In Saariaho’s duo, the motive is first asked by the solo cello. It immediately begins to unravel and change as the two instruments pass the question back and forth. As the melodic memory of “Why us, why the star?” is stretched through time, it becomes more pleading. Saariaho marks in the score for the gesture to be “calm,” then “intense,” then “fragile,” as though the performer is turning the words around in her mind, trying to understand them. Perhaps unheard, the melody fades into memory in flickers of harmonics as the work comes to a close. The overheard phrase was just a breath or breeze — aure — now lost in time.
Graal théâtre (1994)
Saariaho’s violin concerto, Graal théâtre, takes its title from the Jacques Roubaud novel of the same name. The title itself inspired her to think about the theatricality of performance, and the tension between the composition as a fixed score and its realization by a soloist. When asked about the influence of the text, Saariaho said:
I was interested in the combination of the words Graal (Grail) and théâtre, thinking of an abstract search for the holy grail — whatever it would mean for each of us — and the concrete art form of the theatre. I imagined the violinist as the main character in a play. As with all my music, these were some of the ideas which then become abstract music, and the storyline and the imagined are left behind.

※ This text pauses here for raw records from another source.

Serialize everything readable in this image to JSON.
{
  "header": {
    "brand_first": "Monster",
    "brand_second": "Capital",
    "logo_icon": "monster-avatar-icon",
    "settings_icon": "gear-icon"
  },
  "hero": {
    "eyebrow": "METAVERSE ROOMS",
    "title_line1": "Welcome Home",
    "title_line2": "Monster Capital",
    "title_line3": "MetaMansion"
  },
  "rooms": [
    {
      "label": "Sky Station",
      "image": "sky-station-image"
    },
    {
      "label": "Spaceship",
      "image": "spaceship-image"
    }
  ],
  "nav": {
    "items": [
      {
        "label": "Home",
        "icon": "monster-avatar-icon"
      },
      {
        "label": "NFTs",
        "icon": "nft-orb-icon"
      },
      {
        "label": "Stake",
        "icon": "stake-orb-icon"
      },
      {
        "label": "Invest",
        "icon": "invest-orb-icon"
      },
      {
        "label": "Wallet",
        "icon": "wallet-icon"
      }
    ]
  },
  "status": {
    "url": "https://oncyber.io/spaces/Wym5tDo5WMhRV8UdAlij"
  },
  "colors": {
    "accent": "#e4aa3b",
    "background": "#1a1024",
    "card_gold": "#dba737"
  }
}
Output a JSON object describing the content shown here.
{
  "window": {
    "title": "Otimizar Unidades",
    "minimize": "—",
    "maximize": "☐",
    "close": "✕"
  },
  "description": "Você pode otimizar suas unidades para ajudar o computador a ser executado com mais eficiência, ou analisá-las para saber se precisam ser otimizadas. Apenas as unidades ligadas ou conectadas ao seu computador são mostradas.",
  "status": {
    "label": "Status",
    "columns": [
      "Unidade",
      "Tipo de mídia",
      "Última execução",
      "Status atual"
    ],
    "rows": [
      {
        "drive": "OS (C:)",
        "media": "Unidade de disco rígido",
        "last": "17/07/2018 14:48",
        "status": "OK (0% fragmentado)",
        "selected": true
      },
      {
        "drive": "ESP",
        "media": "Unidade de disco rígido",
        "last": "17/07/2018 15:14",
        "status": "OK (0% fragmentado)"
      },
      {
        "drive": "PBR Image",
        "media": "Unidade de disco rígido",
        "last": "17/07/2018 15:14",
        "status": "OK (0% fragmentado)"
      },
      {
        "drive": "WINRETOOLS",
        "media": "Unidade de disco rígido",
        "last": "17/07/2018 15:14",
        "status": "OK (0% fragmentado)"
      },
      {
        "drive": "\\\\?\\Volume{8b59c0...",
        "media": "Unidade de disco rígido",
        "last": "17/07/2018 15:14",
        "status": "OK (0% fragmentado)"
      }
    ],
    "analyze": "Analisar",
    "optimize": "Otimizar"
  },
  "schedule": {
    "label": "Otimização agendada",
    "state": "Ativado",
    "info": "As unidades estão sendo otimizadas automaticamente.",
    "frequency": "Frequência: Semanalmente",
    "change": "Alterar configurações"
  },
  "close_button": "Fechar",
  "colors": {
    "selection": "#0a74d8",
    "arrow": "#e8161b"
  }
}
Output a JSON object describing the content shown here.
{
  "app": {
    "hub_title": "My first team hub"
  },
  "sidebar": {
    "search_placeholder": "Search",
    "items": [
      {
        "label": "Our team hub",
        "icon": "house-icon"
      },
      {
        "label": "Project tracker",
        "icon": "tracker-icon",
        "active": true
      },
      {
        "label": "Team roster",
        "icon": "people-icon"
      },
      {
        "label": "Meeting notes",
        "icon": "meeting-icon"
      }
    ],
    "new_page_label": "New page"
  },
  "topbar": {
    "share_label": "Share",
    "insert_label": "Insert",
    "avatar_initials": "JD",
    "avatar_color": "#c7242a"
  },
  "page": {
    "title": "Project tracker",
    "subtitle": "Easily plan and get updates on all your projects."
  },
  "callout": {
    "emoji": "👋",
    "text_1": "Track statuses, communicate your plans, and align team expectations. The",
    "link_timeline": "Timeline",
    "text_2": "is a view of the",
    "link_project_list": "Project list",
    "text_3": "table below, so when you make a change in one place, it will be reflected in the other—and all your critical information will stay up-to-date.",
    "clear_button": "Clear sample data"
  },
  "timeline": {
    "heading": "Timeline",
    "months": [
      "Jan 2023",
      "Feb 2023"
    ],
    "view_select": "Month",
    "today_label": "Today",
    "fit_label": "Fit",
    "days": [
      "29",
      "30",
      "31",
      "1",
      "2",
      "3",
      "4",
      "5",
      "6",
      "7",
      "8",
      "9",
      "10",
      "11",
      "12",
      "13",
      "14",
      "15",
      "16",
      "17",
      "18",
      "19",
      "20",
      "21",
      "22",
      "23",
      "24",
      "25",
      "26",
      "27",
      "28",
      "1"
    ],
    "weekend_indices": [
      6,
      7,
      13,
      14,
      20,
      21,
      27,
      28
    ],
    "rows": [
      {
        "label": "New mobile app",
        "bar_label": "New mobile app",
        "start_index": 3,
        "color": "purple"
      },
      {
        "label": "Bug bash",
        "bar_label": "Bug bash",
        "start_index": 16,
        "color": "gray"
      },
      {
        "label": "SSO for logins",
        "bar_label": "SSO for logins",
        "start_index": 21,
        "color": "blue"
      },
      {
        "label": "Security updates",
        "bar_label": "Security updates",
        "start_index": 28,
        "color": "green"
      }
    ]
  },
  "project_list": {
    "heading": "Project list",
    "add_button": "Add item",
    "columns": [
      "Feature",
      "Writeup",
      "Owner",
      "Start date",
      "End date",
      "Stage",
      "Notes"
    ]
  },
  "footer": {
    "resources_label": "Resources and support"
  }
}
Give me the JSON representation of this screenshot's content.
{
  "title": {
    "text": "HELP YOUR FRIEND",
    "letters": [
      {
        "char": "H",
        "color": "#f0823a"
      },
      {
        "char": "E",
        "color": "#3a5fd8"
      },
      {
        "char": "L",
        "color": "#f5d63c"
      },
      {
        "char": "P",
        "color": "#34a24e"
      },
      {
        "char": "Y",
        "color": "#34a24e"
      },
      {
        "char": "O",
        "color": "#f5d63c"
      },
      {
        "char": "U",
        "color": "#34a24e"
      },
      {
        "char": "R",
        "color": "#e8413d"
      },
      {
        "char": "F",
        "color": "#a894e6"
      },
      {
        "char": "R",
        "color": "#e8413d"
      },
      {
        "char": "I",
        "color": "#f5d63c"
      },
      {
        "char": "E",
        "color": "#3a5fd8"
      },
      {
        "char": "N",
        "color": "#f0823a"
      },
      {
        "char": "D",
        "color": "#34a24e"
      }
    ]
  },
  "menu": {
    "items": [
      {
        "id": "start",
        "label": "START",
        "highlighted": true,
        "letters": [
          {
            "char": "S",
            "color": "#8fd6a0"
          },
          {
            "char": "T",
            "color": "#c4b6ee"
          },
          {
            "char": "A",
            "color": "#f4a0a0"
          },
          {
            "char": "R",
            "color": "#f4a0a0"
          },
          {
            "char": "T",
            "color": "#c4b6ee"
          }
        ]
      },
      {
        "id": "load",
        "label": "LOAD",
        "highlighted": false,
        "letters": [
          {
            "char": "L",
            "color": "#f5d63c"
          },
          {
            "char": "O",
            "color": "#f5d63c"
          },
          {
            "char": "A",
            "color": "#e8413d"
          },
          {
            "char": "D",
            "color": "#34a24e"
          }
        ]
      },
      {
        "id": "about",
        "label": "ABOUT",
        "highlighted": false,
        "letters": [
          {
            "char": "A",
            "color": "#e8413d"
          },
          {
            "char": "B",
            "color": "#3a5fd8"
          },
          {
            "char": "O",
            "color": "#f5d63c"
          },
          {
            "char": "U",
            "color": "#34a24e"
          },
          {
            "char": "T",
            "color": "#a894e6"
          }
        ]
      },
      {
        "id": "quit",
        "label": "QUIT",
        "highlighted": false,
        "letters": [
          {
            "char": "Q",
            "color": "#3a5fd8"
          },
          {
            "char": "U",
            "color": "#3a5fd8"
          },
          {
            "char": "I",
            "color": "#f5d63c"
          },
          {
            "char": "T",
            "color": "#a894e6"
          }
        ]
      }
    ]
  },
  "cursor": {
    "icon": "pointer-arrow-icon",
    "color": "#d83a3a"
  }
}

This violin concerto was originally written for soloist Gidon Kremer, but it is also the reason that Koh and Saariaho met. Recalling their first meeting, Saariaho wrote:
Jenny contacted me in 2006, telling me that she was going to play my concerto Graal théâtre with the LA Phil, and asked whether I would be in the US so that we could work together before the concert. I did visit NYC for concerts, and we met . . . she was full of energy and questions concerning details. I like Jenny’s willpower and intensity when she performs. She is a truly creative performer, and more generally has all kinds of ideas!
Koh has now performed the work many times, and her skillful interpretation draws out the raw pain inherent in the work. In conjunction with recording for this album, Koh commissioned pianist and filmmaker Yang Bao to create a work based on the concerto. In our interview, Bao said that he was drawn to the strong sense of duality in the piece, continuing:
We attract duality — the shadow of ourselves on a wall. There’s a struggle within my body, myself, my mind of all the possibilities. It’s a miracle that I am who I am, as there are infinite versions of who we could be. I wanted to bring out these variables in the visuals: the movement of nature, the body, and imagination. The reason I chose the shade of red was that it jumped out at me as the color, as though I had seen it before.
This chain of inspiration — from the Roubaud title, to Saariaho’s craft, to Bao’s visual rendering — shows the process of translating a creative work across mediums. In doing so, each artist reveals her own personal search: the complex theatricality of performing one’s intimate thoughts in order to express oneself.